Quote the line containing "Transcribe this image's" and all lines that follow it in the listing below, exactly as written.

(Extracted data Opens)

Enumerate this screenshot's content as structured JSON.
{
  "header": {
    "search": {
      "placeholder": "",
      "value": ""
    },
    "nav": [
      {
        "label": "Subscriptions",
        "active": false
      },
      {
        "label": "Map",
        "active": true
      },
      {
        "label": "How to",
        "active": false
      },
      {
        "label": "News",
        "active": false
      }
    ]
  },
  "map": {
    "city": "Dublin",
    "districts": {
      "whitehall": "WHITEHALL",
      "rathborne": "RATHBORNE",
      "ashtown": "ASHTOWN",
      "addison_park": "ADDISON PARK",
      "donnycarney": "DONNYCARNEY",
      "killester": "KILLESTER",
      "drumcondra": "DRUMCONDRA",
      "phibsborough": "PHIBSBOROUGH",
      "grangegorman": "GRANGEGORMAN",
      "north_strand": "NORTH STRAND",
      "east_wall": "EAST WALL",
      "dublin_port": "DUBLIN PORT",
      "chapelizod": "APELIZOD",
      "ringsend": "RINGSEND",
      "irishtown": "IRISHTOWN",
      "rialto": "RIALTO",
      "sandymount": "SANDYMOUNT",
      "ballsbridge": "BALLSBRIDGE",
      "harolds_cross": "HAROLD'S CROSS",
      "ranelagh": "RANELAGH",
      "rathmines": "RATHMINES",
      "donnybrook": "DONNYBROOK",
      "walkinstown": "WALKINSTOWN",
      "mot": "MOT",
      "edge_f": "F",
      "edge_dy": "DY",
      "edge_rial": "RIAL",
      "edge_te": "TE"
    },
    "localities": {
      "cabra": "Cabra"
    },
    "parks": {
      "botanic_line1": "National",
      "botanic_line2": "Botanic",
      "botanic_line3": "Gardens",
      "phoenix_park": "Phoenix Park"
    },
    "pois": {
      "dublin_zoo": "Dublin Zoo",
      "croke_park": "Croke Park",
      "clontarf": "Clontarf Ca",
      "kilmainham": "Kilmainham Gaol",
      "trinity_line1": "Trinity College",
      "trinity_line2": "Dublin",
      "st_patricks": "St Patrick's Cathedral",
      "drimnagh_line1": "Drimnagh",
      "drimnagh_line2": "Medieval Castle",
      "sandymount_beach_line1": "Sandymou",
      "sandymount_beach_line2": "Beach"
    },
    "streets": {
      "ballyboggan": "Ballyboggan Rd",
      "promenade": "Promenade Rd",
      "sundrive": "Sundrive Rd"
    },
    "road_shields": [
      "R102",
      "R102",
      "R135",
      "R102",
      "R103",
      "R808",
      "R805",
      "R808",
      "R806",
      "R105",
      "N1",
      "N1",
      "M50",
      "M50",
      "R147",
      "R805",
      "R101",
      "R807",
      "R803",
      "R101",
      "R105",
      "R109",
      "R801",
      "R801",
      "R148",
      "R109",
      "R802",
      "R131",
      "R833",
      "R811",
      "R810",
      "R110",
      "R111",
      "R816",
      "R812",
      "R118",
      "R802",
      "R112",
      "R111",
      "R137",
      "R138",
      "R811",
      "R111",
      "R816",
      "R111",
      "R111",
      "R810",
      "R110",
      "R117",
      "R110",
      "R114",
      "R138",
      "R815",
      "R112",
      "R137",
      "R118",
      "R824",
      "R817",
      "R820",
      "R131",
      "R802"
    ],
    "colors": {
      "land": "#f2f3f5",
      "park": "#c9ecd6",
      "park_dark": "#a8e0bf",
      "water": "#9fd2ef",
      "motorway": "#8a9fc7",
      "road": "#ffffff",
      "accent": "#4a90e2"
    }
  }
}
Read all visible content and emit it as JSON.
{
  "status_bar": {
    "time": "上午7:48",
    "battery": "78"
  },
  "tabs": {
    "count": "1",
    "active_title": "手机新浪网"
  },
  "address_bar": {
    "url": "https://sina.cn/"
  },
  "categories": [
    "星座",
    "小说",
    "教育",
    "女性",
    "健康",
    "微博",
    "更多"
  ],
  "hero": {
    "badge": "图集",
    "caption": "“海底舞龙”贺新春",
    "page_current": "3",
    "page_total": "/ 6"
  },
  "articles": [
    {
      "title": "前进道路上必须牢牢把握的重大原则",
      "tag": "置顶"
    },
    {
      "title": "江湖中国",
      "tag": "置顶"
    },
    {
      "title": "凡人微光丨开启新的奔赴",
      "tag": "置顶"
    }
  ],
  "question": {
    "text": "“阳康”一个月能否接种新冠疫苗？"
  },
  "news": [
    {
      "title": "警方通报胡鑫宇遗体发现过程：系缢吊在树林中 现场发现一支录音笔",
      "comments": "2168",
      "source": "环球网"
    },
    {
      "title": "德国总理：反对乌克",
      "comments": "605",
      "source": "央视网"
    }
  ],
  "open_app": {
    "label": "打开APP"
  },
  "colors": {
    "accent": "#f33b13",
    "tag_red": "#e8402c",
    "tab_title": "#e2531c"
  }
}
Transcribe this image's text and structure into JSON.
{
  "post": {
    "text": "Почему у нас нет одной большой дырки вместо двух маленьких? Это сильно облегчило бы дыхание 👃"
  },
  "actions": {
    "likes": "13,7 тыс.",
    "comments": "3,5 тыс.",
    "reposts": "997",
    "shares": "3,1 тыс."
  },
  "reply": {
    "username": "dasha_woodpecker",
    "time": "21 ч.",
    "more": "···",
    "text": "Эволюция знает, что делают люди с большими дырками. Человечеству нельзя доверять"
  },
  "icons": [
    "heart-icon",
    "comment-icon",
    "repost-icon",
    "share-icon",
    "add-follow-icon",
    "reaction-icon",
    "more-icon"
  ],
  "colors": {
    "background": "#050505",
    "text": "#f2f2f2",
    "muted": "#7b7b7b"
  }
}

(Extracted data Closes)

* Answer to the problem
Transcribe this image's text and structure into JSON.
{
  "post": {
    "text": "Почему у нас нет одной большой дырки вместо двух маленьких? Это сильно облегчило бы дыхание 👃"
  },
  "actions": {
    "likes": "13,7 тыс.",
    "comments": "3,5 тыс.",
    "reposts": "997",
    "shares": "3,1 тыс."
  },
  "reply": {
    "username": "dasha_woodpecker",
    "time": "21 ч.",
    "more": "···",
    "text": "Эволюция знает, что делают люди с большими дырками. Человечеству нельзя доверять"
  },
  "icons": [
    "heart-icon",
    "comment-icon",
    "repost-icon",
    "share-icon",
    "add-follow-icon",
    "reaction-icon",
    "more-icon"
  ],
  "colors": {
    "background": "#050505",
    "text": "#f2f2f2",
    "muted": "#7b7b7b"
  }
}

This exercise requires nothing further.